**INSTRUCTIONS TO FOLLOW**: Look through the material beneath and copy each line with the word "anime".

**INPUT**:
——————————
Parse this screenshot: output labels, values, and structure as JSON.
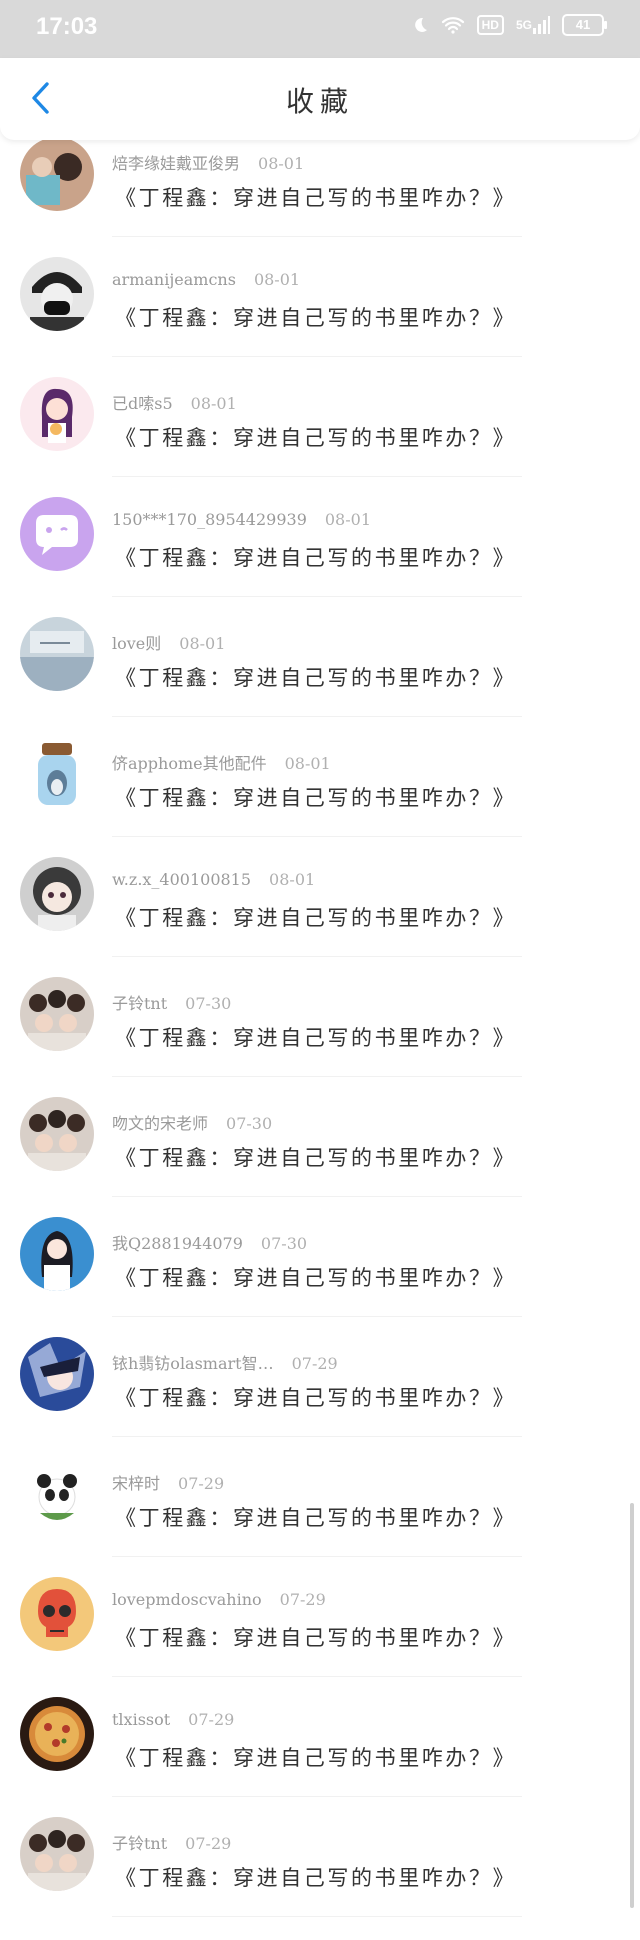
{
  "status_bar": {
    "time": "17:03",
    "hd": "HD",
    "network": "5G",
    "battery": "41"
  },
  "header": {
    "title": "收藏",
    "back_icon": "chevron-left-icon",
    "accent_color": "#1e88e5"
  },
  "items": [
    {
      "username": "焙李缘娃戴亚俊男",
      "date": "08-01",
      "title": "《丁程鑫：穿进自己写的书里咋办？》",
      "avatar": "photo-avatar"
    },
    {
      "username": "armanijeamcns",
      "date": "08-01",
      "title": "《丁程鑫：穿进自己写的书里咋办？》",
      "avatar": "masked-person-avatar"
    },
    {
      "username": "已d嗦s5",
      "date": "08-01",
      "title": "《丁程鑫：穿进自己写的书里咋办？》",
      "avatar": "anime-girl-avatar"
    },
    {
      "username": "150***170_8954429939",
      "date": "08-01",
      "title": "《丁程鑫：穿进自己写的书里咋办？》",
      "avatar": "default-chat-avatar"
    },
    {
      "username": "love则",
      "date": "08-01",
      "title": "《丁程鑫：穿进自己写的书里咋办？》",
      "avatar": "scenery-avatar"
    },
    {
      "username": "侪apphome其他配件",
      "date": "08-01",
      "title": "《丁程鑫：穿进自己写的书里咋办？》",
      "avatar": "bottle-avatar"
    },
    {
      "username": "w.z.x_400100815",
      "date": "08-01",
      "title": "《丁程鑫：穿进自己写的书里咋办？》",
      "avatar": "anime-doll-avatar"
    },
    {
      "username": "子铃tnt",
      "date": "07-30",
      "title": "《丁程鑫：穿进自己写的书里咋办？》",
      "avatar": "group-photo-avatar"
    },
    {
      "username": "吻文的宋老师",
      "date": "07-30",
      "title": "《丁程鑫：穿进自己写的书里咋办？》",
      "avatar": "group-photo-avatar"
    },
    {
      "username": "我Q2881944079",
      "date": "07-30",
      "title": "《丁程鑫：穿进自己写的书里咋办？》",
      "avatar": "girl-blue-avatar"
    },
    {
      "username": "铱h翡钫olasmart智…",
      "date": "07-29",
      "title": "《丁程鑫：穿进自己写的书里咋办？》",
      "avatar": "anime-blue-avatar"
    },
    {
      "username": "宋梓时",
      "date": "07-29",
      "title": "《丁程鑫：穿进自己写的书里咋办？》",
      "avatar": "panda-avatar"
    },
    {
      "username": "lovepmdoscvahino",
      "date": "07-29",
      "title": "《丁程鑫：穿进自己写的书里咋办？》",
      "avatar": "skull-avatar"
    },
    {
      "username": "tlxissot",
      "date": "07-29",
      "title": "《丁程鑫：穿进自己写的书里咋办？》",
      "avatar": "pizza-avatar"
    },
    {
      "username": "子铃tnt",
      "date": "07-29",
      "title": "《丁程鑫：穿进自己写的书里咋办？》",
      "avatar": "group-photo-avatar"
    }
  ]
}
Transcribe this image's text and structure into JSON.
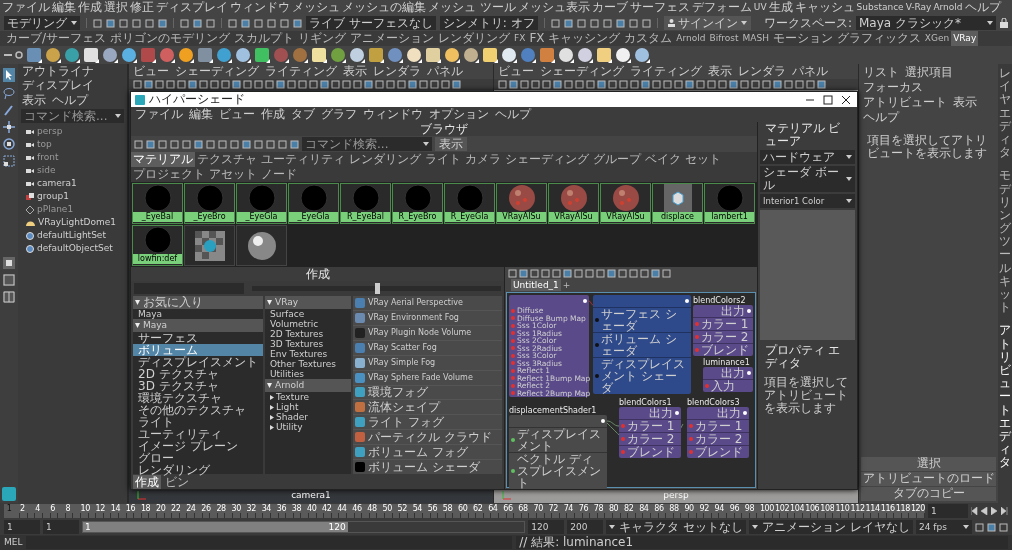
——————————
**WORKED SOLUTION**:
      "avatar": "anime-girl-avatar"
      "avatar": "anime-doll-avatar"
      "avatar": "anime-blue-avatar"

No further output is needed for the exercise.